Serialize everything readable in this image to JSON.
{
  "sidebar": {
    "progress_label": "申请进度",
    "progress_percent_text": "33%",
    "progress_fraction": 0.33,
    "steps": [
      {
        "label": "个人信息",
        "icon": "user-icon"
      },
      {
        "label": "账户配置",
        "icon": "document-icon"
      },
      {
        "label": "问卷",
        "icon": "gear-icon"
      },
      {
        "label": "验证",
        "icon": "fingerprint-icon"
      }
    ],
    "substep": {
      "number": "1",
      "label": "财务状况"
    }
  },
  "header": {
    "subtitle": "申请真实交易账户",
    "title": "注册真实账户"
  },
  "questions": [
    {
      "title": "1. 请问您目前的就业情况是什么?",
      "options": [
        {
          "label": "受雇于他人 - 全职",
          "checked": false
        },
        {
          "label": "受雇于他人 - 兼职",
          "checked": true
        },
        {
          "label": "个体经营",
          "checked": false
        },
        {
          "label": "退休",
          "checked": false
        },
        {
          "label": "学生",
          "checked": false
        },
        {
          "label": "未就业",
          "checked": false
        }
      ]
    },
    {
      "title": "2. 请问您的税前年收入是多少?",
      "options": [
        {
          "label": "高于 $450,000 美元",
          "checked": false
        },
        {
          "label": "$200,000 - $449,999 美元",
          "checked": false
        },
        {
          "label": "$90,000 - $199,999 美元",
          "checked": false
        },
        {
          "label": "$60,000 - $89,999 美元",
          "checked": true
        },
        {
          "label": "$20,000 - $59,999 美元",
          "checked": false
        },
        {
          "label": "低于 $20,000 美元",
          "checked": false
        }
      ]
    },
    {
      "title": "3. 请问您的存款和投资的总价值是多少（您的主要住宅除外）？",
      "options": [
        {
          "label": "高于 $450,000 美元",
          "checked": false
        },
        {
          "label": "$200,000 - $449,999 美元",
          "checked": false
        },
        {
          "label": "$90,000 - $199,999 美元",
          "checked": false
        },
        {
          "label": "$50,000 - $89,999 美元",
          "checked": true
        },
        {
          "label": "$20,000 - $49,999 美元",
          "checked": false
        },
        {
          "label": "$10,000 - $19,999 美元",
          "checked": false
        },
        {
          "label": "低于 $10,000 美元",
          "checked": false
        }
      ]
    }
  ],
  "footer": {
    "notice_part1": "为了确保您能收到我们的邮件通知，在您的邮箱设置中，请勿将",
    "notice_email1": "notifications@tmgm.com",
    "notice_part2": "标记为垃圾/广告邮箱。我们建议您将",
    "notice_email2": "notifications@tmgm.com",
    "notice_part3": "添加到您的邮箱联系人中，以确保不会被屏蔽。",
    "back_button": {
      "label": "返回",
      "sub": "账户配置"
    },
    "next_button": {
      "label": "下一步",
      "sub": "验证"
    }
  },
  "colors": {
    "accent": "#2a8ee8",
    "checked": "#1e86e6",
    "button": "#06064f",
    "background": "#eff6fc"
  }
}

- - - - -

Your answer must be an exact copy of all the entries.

Serialize everything readable in this image to JSON.
{
  "sidebar": {
    "progress_label": "申请进度",
    "progress_percent_text": "33%",
    "progress_fraction": 0.33,
    "steps": [
      {
        "label": "个人信息",
        "icon": "user-icon"
      },
      {
        "label": "账户配置",
        "icon": "document-icon"
      },
      {
        "label": "问卷",
        "icon": "gear-icon"
      },
      {
        "label": "验证",
        "icon": "fingerprint-icon"
      }
    ],
    "substep": {
      "number": "1",
      "label": "财务状况"
    }
  },
  "header": {
    "subtitle": "申请真实交易账户",
    "title": "注册真实账户"
  },
  "questions": [
    {
      "title": "1. 请问您目前的就业情况是什么?",
      "options": [
        {
          "label": "受雇于他人 - 全职",
          "checked": false
        },
        {
          "label": "受雇于他人 - 兼职",
          "checked": true
        },
        {
          "label": "个体经营",
          "checked": false
        },
        {
          "label": "退休",
          "checked": false
        },
        {
          "label": "学生",
          "checked": false
        },
        {
          "label": "未就业",
          "checked": false
        }
      ]
    },
    {
      "title": "2. 请问您的税前年收入是多少?",
      "options": [
        {
          "label": "高于 $450,000 美元",
          "checked": false
        },
        {
          "label": "$200,000 - $449,999 美元",
          "checked": false
        },
        {
          "label": "$90,000 - $199,999 美元",
          "checked": false
        },
        {
          "label": "$60,000 - $89,999 美元",
          "checked": true
        },
        {
          "label": "$20,000 - $59,999 美元",
          "checked": false
        },
        {
          "label": "低于 $20,000 美元",
          "checked": false
        }
      ]
    },
    {
      "title": "3. 请问您的存款和投资的总价值是多少（您的主要住宅除外）？",
      "options": [
        {
          "label": "高于 $450,000 美元",
          "checked": false
        },
        {
          "label": "$200,000 - $449,999 美元",
          "checked": false
        },
        {
          "label": "$90,000 - $199,999 美元",
          "checked": false
        },
        {
          "label": "$50,000 - $89,999 美元",
          "checked": true
        },
        {
          "label": "$20,000 - $49,999 美元",
          "checked": false
        },
        {
          "label": "$10,000 - $19,999 美元",
          "checked": false
        },
        {
          "label": "低于 $10,000 美元",
          "checked": false
        }
      ]
    }
  ],
  "footer": {
    "notice_part1": "为了确保您能收到我们的邮件通知，在您的邮箱设置中，请勿将",
    "notice_email1": "notifications@tmgm.com",
    "notice_part2": "标记为垃圾/广告邮箱。我们建议您将",
    "notice_email2": "notifications@tmgm.com",
    "notice_part3": "添加到您的邮箱联系人中，以确保不会被屏蔽。",
    "back_button": {
      "label": "返回",
      "sub": "账户配置"
    },
    "next_button": {
      "label": "下一步",
      "sub": "验证"
    }
  },
  "colors": {
    "accent": "#2a8ee8",
    "checked": "#1e86e6",
    "button": "#06064f",
    "background": "#eff6fc"
  }
}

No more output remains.